Here is an excellent article about the fiscal issues behind the current issue at SAVINGAUSSIEBOOKS.

Here is the website for the Australian Society of Authors (bless their cotton socks) that has many links to explore the issue further.

BTW, even folks in the UK (and Canada too) think it is a foolish idea.

Most of these links have been taken from SAVINGAUSSIEBOOKS, so I recommend you head on over there an explore a little further - and by all means, ask me more. Apologies if I have not made an ounce of sense.

Wednesday, July 15, 2009

Beyond the Half-Continent.

Here is a (very!) rough prototype scribble of the possible formation of landmasses about the Half-Continent, a fair part of the southern lands of the Harthe Alle (snazzed up a bit with fancy computer trickery). This is still an ongoing exploration for me, which keeps things fun.
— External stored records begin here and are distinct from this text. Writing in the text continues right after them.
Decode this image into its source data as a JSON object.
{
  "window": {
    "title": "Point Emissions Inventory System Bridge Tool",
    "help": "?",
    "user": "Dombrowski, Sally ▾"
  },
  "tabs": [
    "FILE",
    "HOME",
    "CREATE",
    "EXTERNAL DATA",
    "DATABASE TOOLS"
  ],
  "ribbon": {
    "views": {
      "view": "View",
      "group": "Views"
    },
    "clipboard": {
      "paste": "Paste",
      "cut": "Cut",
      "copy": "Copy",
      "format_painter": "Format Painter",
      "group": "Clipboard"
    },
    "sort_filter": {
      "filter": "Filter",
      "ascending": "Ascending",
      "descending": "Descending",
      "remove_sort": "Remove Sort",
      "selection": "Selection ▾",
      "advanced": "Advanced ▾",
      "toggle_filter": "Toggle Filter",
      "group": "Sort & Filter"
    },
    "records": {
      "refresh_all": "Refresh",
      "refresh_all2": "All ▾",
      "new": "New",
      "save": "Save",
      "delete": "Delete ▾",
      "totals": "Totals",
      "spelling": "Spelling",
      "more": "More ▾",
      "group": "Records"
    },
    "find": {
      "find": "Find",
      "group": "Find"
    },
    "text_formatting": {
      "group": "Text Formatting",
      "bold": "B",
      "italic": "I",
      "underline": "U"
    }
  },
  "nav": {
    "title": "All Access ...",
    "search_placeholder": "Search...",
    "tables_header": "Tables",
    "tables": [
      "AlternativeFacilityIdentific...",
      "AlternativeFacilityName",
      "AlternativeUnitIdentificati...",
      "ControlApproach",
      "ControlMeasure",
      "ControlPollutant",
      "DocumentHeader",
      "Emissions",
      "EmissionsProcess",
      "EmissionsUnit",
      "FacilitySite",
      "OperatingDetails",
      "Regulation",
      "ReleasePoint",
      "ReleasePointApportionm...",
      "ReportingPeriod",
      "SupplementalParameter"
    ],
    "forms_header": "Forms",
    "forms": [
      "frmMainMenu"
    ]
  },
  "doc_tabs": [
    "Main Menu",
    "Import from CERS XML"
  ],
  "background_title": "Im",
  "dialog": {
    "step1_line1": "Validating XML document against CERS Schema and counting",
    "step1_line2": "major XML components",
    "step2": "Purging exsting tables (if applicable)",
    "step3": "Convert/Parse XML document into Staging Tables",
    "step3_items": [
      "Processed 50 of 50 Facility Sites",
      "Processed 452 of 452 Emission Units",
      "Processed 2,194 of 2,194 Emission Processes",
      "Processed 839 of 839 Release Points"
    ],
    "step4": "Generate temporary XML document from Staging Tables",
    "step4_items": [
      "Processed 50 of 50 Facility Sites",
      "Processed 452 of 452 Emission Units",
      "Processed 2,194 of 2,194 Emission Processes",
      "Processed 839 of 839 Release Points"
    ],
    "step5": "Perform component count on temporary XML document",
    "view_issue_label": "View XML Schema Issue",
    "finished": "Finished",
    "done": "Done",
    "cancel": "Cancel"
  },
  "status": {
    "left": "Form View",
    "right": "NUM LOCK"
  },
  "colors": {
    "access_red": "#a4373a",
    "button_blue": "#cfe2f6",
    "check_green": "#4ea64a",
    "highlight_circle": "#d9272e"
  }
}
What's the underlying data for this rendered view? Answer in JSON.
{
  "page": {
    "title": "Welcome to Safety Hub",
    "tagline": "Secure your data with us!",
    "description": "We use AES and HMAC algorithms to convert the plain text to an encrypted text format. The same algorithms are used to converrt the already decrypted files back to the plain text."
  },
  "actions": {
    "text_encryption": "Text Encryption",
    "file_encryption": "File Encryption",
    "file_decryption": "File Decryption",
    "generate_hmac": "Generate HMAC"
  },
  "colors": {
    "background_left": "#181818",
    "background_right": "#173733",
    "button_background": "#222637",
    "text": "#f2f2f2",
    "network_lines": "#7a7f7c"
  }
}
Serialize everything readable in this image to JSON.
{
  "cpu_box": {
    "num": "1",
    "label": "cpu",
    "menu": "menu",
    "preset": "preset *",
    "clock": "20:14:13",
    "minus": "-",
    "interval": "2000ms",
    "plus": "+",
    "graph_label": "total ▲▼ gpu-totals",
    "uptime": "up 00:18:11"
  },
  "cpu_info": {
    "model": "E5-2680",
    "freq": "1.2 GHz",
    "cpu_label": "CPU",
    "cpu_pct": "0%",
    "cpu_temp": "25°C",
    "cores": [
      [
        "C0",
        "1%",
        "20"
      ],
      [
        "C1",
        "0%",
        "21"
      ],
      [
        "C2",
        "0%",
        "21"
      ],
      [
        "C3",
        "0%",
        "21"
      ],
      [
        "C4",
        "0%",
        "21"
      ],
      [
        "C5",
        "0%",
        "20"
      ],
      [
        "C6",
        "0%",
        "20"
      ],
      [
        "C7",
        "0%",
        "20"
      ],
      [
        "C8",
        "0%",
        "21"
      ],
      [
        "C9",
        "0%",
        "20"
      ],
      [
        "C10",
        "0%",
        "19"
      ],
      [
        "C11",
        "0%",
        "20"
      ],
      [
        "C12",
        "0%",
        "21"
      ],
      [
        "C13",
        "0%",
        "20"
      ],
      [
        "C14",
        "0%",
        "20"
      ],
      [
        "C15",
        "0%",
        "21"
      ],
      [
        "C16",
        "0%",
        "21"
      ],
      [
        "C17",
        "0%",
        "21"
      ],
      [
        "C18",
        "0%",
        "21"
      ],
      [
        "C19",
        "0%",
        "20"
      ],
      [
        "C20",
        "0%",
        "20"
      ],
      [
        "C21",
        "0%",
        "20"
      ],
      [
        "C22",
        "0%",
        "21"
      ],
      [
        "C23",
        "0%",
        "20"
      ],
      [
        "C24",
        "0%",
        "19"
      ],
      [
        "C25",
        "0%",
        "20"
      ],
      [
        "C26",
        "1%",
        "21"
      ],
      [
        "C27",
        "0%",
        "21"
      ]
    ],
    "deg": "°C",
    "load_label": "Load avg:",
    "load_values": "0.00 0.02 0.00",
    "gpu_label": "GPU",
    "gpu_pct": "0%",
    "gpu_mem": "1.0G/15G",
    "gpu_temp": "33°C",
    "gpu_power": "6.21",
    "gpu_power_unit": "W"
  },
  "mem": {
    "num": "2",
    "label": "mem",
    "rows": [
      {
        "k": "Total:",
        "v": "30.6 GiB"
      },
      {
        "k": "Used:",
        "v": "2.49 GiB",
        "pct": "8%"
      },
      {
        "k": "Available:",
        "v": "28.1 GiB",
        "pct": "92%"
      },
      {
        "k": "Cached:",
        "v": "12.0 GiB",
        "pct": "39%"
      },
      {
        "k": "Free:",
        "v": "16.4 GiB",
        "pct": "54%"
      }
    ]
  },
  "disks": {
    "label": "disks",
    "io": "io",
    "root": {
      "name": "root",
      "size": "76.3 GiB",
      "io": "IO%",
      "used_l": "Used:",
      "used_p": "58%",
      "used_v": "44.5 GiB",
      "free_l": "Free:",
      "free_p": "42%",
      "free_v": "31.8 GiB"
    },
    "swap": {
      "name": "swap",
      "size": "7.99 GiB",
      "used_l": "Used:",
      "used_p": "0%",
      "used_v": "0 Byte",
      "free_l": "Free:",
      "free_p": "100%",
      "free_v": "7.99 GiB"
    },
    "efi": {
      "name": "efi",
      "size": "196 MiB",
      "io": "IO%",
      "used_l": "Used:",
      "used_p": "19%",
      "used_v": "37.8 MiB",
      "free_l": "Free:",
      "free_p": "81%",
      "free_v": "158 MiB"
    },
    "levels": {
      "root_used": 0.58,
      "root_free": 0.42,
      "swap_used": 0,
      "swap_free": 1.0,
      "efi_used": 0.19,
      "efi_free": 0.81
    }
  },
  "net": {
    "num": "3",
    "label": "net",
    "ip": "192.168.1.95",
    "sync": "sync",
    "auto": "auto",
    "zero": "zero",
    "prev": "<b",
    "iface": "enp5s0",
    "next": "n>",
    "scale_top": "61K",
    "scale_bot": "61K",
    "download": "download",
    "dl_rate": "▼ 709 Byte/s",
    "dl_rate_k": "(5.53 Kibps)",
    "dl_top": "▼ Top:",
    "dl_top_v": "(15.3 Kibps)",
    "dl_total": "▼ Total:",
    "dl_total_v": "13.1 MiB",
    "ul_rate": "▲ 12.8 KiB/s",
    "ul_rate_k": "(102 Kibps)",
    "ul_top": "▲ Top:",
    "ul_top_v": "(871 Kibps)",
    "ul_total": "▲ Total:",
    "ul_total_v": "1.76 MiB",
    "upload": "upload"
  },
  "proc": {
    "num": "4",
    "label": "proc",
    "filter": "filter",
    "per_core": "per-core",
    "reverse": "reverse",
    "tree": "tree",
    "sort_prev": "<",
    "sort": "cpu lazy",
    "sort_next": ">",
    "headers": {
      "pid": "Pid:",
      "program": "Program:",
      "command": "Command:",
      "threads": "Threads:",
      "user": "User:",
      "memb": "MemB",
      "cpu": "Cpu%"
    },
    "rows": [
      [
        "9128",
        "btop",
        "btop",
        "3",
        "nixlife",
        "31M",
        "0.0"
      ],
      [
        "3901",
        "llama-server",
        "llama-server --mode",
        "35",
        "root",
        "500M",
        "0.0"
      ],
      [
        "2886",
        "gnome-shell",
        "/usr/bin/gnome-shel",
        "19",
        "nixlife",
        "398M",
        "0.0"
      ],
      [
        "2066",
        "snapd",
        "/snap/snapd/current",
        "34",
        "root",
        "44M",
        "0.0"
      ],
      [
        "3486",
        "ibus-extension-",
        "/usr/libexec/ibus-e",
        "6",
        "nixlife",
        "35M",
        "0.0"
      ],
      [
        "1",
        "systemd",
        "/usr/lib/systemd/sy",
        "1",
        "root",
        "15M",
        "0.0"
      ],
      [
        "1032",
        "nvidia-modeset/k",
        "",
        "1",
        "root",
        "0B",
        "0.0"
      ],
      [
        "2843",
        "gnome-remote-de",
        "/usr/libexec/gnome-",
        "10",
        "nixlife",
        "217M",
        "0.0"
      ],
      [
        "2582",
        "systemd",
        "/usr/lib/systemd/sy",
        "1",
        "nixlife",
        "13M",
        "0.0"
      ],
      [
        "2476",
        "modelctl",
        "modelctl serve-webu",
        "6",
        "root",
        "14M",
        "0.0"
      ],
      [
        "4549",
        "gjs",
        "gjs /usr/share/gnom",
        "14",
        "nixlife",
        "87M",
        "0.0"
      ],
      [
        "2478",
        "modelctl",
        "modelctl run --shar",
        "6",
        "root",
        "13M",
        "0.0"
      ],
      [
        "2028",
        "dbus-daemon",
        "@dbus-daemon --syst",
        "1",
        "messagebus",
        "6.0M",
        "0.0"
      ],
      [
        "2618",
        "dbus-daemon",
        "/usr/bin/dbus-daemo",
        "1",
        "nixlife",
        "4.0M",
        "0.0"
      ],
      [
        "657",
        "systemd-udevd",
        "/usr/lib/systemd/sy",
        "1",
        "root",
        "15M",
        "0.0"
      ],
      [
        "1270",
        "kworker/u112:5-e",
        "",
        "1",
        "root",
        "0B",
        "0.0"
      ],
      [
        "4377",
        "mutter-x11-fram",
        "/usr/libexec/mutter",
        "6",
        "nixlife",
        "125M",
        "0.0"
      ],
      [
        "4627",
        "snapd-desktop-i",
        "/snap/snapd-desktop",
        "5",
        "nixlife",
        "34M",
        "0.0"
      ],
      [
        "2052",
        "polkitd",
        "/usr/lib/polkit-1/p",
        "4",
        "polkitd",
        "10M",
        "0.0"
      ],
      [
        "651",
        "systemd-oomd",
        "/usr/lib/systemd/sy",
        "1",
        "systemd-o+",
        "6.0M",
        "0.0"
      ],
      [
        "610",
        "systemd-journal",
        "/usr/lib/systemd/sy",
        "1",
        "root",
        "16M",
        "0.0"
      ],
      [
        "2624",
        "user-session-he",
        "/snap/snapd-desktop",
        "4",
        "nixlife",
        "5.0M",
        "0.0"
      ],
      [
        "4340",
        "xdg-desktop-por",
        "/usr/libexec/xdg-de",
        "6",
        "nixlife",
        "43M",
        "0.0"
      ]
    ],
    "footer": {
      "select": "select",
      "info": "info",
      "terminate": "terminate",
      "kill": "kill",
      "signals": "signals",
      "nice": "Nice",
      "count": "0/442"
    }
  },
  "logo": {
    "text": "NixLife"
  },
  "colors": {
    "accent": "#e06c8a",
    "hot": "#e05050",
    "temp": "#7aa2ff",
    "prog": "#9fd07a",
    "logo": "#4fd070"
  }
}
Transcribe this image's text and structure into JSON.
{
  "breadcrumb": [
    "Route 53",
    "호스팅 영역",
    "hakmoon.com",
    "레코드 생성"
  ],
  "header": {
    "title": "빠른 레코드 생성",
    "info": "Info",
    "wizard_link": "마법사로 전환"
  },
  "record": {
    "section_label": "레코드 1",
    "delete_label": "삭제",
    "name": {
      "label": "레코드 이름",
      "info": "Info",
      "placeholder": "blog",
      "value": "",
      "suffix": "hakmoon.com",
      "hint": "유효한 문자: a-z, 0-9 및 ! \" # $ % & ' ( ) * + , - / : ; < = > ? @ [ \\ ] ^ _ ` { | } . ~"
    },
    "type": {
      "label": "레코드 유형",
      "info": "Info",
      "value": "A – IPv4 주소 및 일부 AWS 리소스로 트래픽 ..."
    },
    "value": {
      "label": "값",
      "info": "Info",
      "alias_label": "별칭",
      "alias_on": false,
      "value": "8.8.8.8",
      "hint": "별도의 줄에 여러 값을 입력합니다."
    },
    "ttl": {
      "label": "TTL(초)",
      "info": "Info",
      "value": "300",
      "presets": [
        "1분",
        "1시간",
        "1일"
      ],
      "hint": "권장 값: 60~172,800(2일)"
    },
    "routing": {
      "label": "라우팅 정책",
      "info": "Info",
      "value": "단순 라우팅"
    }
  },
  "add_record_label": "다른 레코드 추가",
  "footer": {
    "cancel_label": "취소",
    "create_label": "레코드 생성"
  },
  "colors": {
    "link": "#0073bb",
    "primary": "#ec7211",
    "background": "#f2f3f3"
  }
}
The pallid areas are landmasses, the orange to glaucous the oceans (the colour shift representing climactic/temperature change = north hotter as you approach the 'equator', cooler the further south you wend). The solid red mass is the Half-Continent as revealed to you in the Monster-Blood Tattoo books and on the map site. The names in parenthesis are largely old even forgotten appellations for the regions at the time of the Phlegms.

Given the size of the Half-Continent already, I think this would make the whole 'planet' rather large indeed. I believe that though our earth is the optimal calibration for life, a much larger globe is theoretically possible, and even if it weren't, it is now.

And welcome to our 100th follower!... and our 99th, 98th, 97th oh, dang it! Welcome to you all!